Return each line of the records with nothing changed, pictures excepted.

☆ ☆ ☆ ☆

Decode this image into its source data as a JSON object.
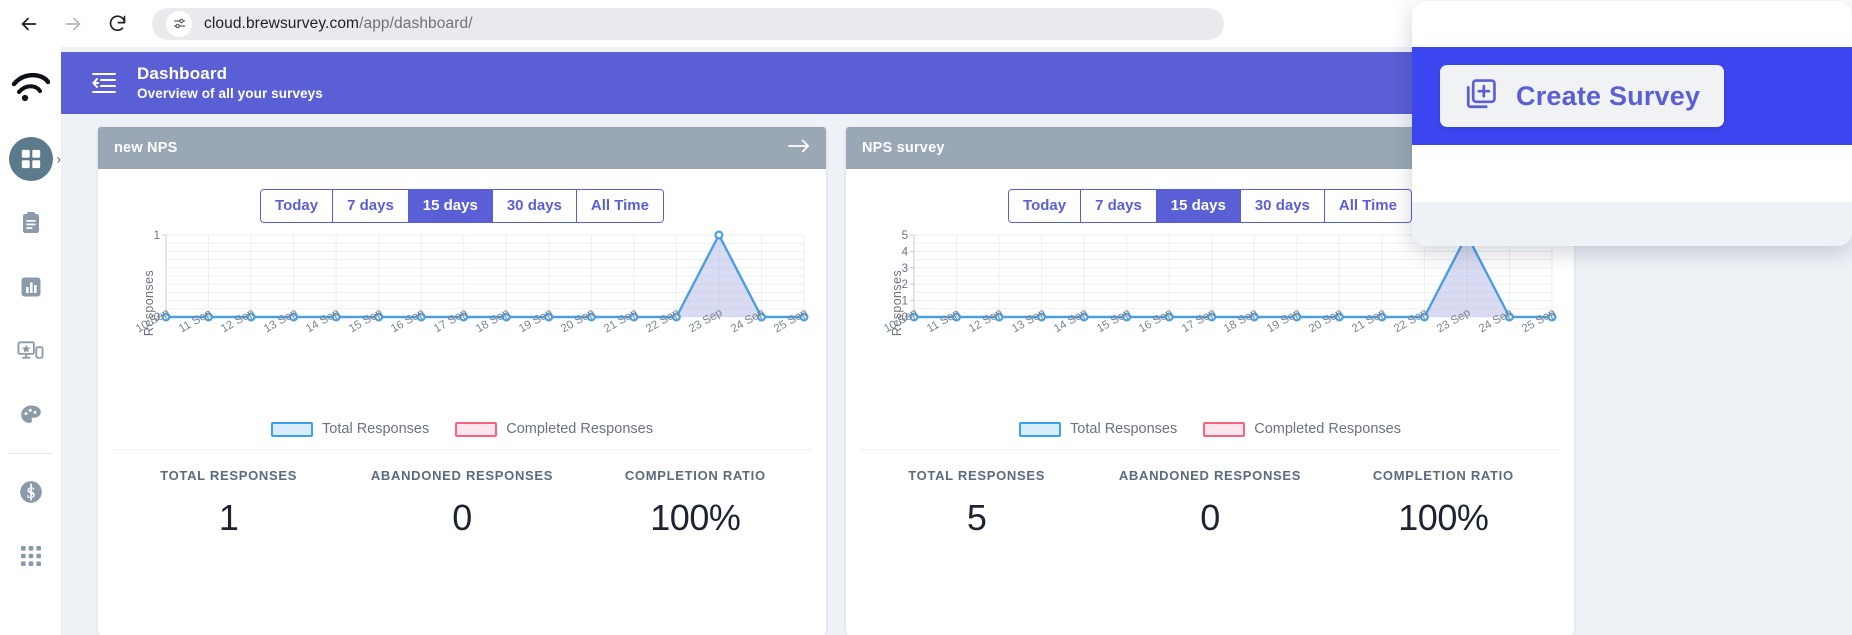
{
  "browser": {
    "back_icon": "back-arrow-icon",
    "forward_icon": "forward-arrow-icon",
    "reload_icon": "reload-icon",
    "site_info_icon": "site-settings-icon",
    "url_host": "cloud.brewsurvey.com",
    "url_path": "/app/dashboard/"
  },
  "rail": {
    "logo_icon": "wifi-logo-icon",
    "items": [
      {
        "icon": "dashboard-grid-icon",
        "active": true
      },
      {
        "icon": "clipboard-icon",
        "active": false
      },
      {
        "icon": "bar-chart-icon",
        "active": false
      },
      {
        "icon": "device-star-icon",
        "active": false
      },
      {
        "icon": "palette-icon",
        "active": false
      },
      {
        "icon": "dollar-icon",
        "active": false
      },
      {
        "icon": "apps-grid-icon",
        "active": false
      }
    ],
    "expand_chevron": "›"
  },
  "topbar": {
    "menu_icon": "collapse-menu-icon",
    "title": "Dashboard",
    "subtitle": "Overview of all your surveys",
    "accent_color": "#5a5fd6"
  },
  "overlay": {
    "create_button_label": "Create Survey",
    "create_button_icon": "copy-plus-icon",
    "band_color": "#3b46f0"
  },
  "ranges": [
    "Today",
    "7 days",
    "15 days",
    "30 days",
    "All Time"
  ],
  "active_range": "15 days",
  "legend": [
    {
      "label": "Total Responses",
      "color": "#3aa0e8",
      "fill": "#d9ecfb"
    },
    {
      "label": "Completed Responses",
      "color": "#f8637f",
      "fill": "#fde7ee"
    }
  ],
  "stat_labels": {
    "total": "TOTAL RESPONSES",
    "abandoned": "ABANDONED RESPONSES",
    "ratio": "COMPLETION RATIO"
  },
  "cards": [
    {
      "title": "new NPS",
      "arrow_icon": "arrow-right-icon",
      "has_arrow": true,
      "stats": {
        "total": "1",
        "abandoned": "0",
        "ratio": "100%"
      }
    },
    {
      "title": "NPS survey",
      "arrow_icon": "arrow-right-icon",
      "has_arrow": false,
      "stats": {
        "total": "5",
        "abandoned": "0",
        "ratio": "100%"
      }
    }
  ],
  "chart_data": [
    {
      "type": "line",
      "title": "new NPS",
      "xlabel": "",
      "ylabel": "Responses",
      "ylim": [
        0,
        1
      ],
      "yticks": [
        0,
        1
      ],
      "grid": true,
      "legend_position": "bottom",
      "x": [
        "10 Sep",
        "11 Sep",
        "12 Sep",
        "13 Sep",
        "14 Sep",
        "15 Sep",
        "16 Sep",
        "17 Sep",
        "18 Sep",
        "19 Sep",
        "20 Sep",
        "21 Sep",
        "22 Sep",
        "23 Sep",
        "24 Sep",
        "25 Sep"
      ],
      "series": [
        {
          "name": "Total Responses",
          "values": [
            0,
            0,
            0,
            0,
            0,
            0,
            0,
            0,
            0,
            0,
            0,
            0,
            0,
            1,
            0,
            0
          ]
        },
        {
          "name": "Completed Responses",
          "values": [
            0,
            0,
            0,
            0,
            0,
            0,
            0,
            0,
            0,
            0,
            0,
            0,
            0,
            0,
            0,
            0
          ]
        }
      ]
    },
    {
      "type": "line",
      "title": "NPS survey",
      "xlabel": "",
      "ylabel": "Responses",
      "ylim": [
        0,
        5
      ],
      "yticks": [
        0,
        1,
        2,
        3,
        4,
        5
      ],
      "grid": true,
      "legend_position": "bottom",
      "x": [
        "10 Sep",
        "11 Sep",
        "12 Sep",
        "13 Sep",
        "14 Sep",
        "15 Sep",
        "16 Sep",
        "17 Sep",
        "18 Sep",
        "19 Sep",
        "20 Sep",
        "21 Sep",
        "22 Sep",
        "23 Sep",
        "24 Sep",
        "25 Sep"
      ],
      "series": [
        {
          "name": "Total Responses",
          "values": [
            0,
            0,
            0,
            0,
            0,
            0,
            0,
            0,
            0,
            0,
            0,
            0,
            0,
            5,
            0,
            0
          ]
        },
        {
          "name": "Completed Responses",
          "values": [
            0,
            0,
            0,
            0,
            0,
            0,
            0,
            0,
            0,
            0,
            0,
            0,
            0,
            0,
            0,
            0
          ]
        }
      ]
    }
  ]
}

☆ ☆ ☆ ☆

:: Output of the exercise ::
Decode this image into its source data as a JSON object.
{
  "browser": {
    "back_icon": "back-arrow-icon",
    "forward_icon": "forward-arrow-icon",
    "reload_icon": "reload-icon",
    "site_info_icon": "site-settings-icon",
    "url_host": "cloud.brewsurvey.com",
    "url_path": "/app/dashboard/"
  },
  "rail": {
    "logo_icon": "wifi-logo-icon",
    "items": [
      {
        "icon": "dashboard-grid-icon",
        "active": true
      },
      {
        "icon": "clipboard-icon",
        "active": false
      },
      {
        "icon": "bar-chart-icon",
        "active": false
      },
      {
        "icon": "device-star-icon",
        "active": false
      },
      {
        "icon": "palette-icon",
        "active": false
      },
      {
        "icon": "dollar-icon",
        "active": false
      },
      {
        "icon": "apps-grid-icon",
        "active": false
      }
    ],
    "expand_chevron": "›"
  },
  "topbar": {
    "menu_icon": "collapse-menu-icon",
    "title": "Dashboard",
    "subtitle": "Overview of all your surveys",
    "accent_color": "#5a5fd6"
  },
  "overlay": {
    "create_button_label": "Create Survey",
    "create_button_icon": "copy-plus-icon",
    "band_color": "#3b46f0"
  },
  "ranges": [
    "Today",
    "7 days",
    "15 days",
    "30 days",
    "All Time"
  ],
  "active_range": "15 days",
  "legend": [
    {
      "label": "Total Responses",
      "color": "#3aa0e8",
      "fill": "#d9ecfb"
    },
    {
      "label": "Completed Responses",
      "color": "#f8637f",
      "fill": "#fde7ee"
    }
  ],
  "stat_labels": {
    "total": "TOTAL RESPONSES",
    "abandoned": "ABANDONED RESPONSES",
    "ratio": "COMPLETION RATIO"
  },
  "cards": [
    {
      "title": "new NPS",
      "arrow_icon": "arrow-right-icon",
      "has_arrow": true,
      "stats": {
        "total": "1",
        "abandoned": "0",
        "ratio": "100%"
      }
    },
    {
      "title": "NPS survey",
      "arrow_icon": "arrow-right-icon",
      "has_arrow": false,
      "stats": {
        "total": "5",
        "abandoned": "0",
        "ratio": "100%"
      }
    }
  ],
  "chart_data": [
    {
      "type": "line",
      "title": "new NPS",
      "xlabel": "",
      "ylabel": "Responses",
      "ylim": [
        0,
        1
      ],
      "yticks": [
        0,
        1
      ],
      "grid": true,
      "legend_position": "bottom",
      "x": [
        "10 Sep",
        "11 Sep",
        "12 Sep",
        "13 Sep",
        "14 Sep",
        "15 Sep",
        "16 Sep",
        "17 Sep",
        "18 Sep",
        "19 Sep",
        "20 Sep",
        "21 Sep",
        "22 Sep",
        "23 Sep",
        "24 Sep",
        "25 Sep"
      ],
      "series": [
        {
          "name": "Total Responses",
          "values": [
            0,
            0,
            0,
            0,
            0,
            0,
            0,
            0,
            0,
            0,
            0,
            0,
            0,
            1,
            0,
            0
          ]
        },
        {
          "name": "Completed Responses",
          "values": [
            0,
            0,
            0,
            0,
            0,
            0,
            0,
            0,
            0,
            0,
            0,
            0,
            0,
            0,
            0,
            0
          ]
        }
      ]
    },
    {
      "type": "line",
      "title": "NPS survey",
      "xlabel": "",
      "ylabel": "Responses",
      "ylim": [
        0,
        5
      ],
      "yticks": [
        0,
        1,
        2,
        3,
        4,
        5
      ],
      "grid": true,
      "legend_position": "bottom",
      "x": [
        "10 Sep",
        "11 Sep",
        "12 Sep",
        "13 Sep",
        "14 Sep",
        "15 Sep",
        "16 Sep",
        "17 Sep",
        "18 Sep",
        "19 Sep",
        "20 Sep",
        "21 Sep",
        "22 Sep",
        "23 Sep",
        "24 Sep",
        "25 Sep"
      ],
      "series": [
        {
          "name": "Total Responses",
          "values": [
            0,
            0,
            0,
            0,
            0,
            0,
            0,
            0,
            0,
            0,
            0,
            0,
            0,
            5,
            0,
            0
          ]
        },
        {
          "name": "Completed Responses",
          "values": [
            0,
            0,
            0,
            0,
            0,
            0,
            0,
            0,
            0,
            0,
            0,
            0,
            0,
            0,
            0,
            0
          ]
        }
      ]
    }
  ]
}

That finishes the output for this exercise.